In February 2014, The Pew Charitable Trusts released three reports on general purpose reloadable, or GPR, prepaid cards.1 Based on this research, Pew urges the Consumer Financial Protection Bureau to ensure that GPR cards have the following features to be a safe and viable alternative to checking accounts.
No overdraft or linked lines of credit.
Pew’s survey research shows that consumers are using GPR prepaid cards to control their spending, ensure that they will not overdraw their accounts, and avoid high fees.2
More than two-thirds (68 percent) of regular GPR prepaid card users would rather have transactions declined at the point of sale than have the transactions go through and pay overdraft fees.3
Pew’s research has documented the pitfalls of checking account overdraft programs, and these problems should not be replicated for prepaid cards. For example, checking account overdraft fees cost consumers thousands of dollars per year and push them out of the banking system.4 The opt-in rules, which require a checking accountholder to affirmatively choose an overdraft service option, are a source of consumer confusion: More than half of checking accountholders who incurred overdrafts using their debit card do not believe they had opted in.5
The industry standard is that the vast majority of cards do not allow overdrafts or other credit options.6 As such, if the Consumer Financial Protection Bureau were to act now to prohibit the attachment of any automatic or linked credit product to a GPR prepaid card, most prepaid card companies would not lose overdraft fee revenue.
Access to transaction history and limitations on liability.
GPR prepaid cardholders should be protected against liability for unauthorized transactions that occur when a card is lost or stolen or a charge is incorrectly applied, just as users of debit cards linked to a checking account (a requirement known as Regulation E) are. Yet, only 38 percent of cards provide all of these protections for

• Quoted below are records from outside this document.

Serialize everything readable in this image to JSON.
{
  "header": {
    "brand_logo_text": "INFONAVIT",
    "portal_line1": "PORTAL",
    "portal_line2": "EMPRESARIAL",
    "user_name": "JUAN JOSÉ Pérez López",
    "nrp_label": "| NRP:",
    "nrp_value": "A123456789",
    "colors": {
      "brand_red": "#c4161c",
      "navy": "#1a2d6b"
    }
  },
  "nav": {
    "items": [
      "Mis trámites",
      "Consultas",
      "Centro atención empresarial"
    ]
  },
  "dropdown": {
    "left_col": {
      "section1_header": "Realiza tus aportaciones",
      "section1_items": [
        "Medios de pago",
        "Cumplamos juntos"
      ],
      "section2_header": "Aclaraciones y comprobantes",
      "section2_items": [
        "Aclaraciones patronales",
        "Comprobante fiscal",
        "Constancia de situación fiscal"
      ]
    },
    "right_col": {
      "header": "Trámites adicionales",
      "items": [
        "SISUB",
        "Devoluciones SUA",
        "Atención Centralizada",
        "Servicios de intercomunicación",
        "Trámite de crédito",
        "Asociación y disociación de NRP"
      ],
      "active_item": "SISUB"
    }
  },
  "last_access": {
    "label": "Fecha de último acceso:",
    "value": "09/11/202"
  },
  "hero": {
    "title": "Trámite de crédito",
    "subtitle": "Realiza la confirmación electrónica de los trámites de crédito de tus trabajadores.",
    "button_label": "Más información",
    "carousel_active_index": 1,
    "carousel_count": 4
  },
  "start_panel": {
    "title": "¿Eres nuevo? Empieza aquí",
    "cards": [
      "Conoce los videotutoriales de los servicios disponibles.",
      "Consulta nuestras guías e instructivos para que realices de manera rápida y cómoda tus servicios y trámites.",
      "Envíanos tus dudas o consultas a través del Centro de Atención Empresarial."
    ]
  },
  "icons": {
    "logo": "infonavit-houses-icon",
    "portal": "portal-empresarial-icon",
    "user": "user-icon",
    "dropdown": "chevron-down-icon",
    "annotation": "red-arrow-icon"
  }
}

unauthorized transactions. Of note, 7 of the 66 cards reviewed by Pew do not provide limited liability for certain types of unauthorized transactions, including transaction errors such as double billing, purchases made on lost cards or those made with a fraudulent PIN, and 4 do not require that the consumer be notified of account transaction information within the allowable dispute period.7
Consumers also must be granted convenient and workable access to their transaction histories and balances, through paper statements or other means, to keep track of their accounts. Of note, half of all cards do not charge a fee for live customer service, which allows customers to learn about their balances. Eight of the 66 cards, however, charge a fee for automated customer service calls.8
Uniform, concise, and easy-to-read information about terms, conditions, and fees.
Consumers seeking to purchase GPR prepaid cards should have access to all the important information necessary to make an educated choice before purchasing a card, whether in a store or online. A concise and uniform disclosure document that summarizes fees and other important terms would allow consumers to comparison shop and make an informed purchase rather than the “trial and error” process of finding out about a fee or term after using a card.
All of the largest providers of GPR prepaid cards offer their products online and allow customers to fill out an application on their website. These sites generally contain detailed information about the product, though it is often dispersed on several different pages or buried in dense explanations of terms and conditions. Pew has developed a disclosure box that contains clear information about all the important fees and terms that should be provided before consumers decide to purchase.9
Federal insurance against all losses up to $250,000.
GPR prepaid cards function exactly like checking accounts in most respects and are used similarly by many customers. Federal deposit insurance rules allow card issuers to use pass-through insurance that fully protects consumers by ensuring that deposits to their cards can be reimbursed if the company becomes insolvent.
Most card companies have taken full advantage of this and disclose that they have deposited consumer funds in FDIC-insured accounts.10 All GPR prepaid card programs should be required to hold their funds in a federally insured account that protects consumers against all losses up to $250,000 and to keep accurate records of the owners of the funds, as is required by law to be eligible for FDIC insurance.
No predispute binding arbitration clauses.
Predispute binding arbitration clauses prevent cardholders from challenging unfair and deceptive practices or other legal violations in court, impairing individual rights and potentially allowing abuses to spread without legal or public scrutiny. Such requirements are increasingly common in financial agreements. Of the 66 cards studied, 51 (77 percent) have contractual clauses that require cardholders to submit to mandatory binding arbitration. Fifty of the 66 cards (76 percent) also disclose that cardholders are not permitted to participate in class action litigation involving that card.11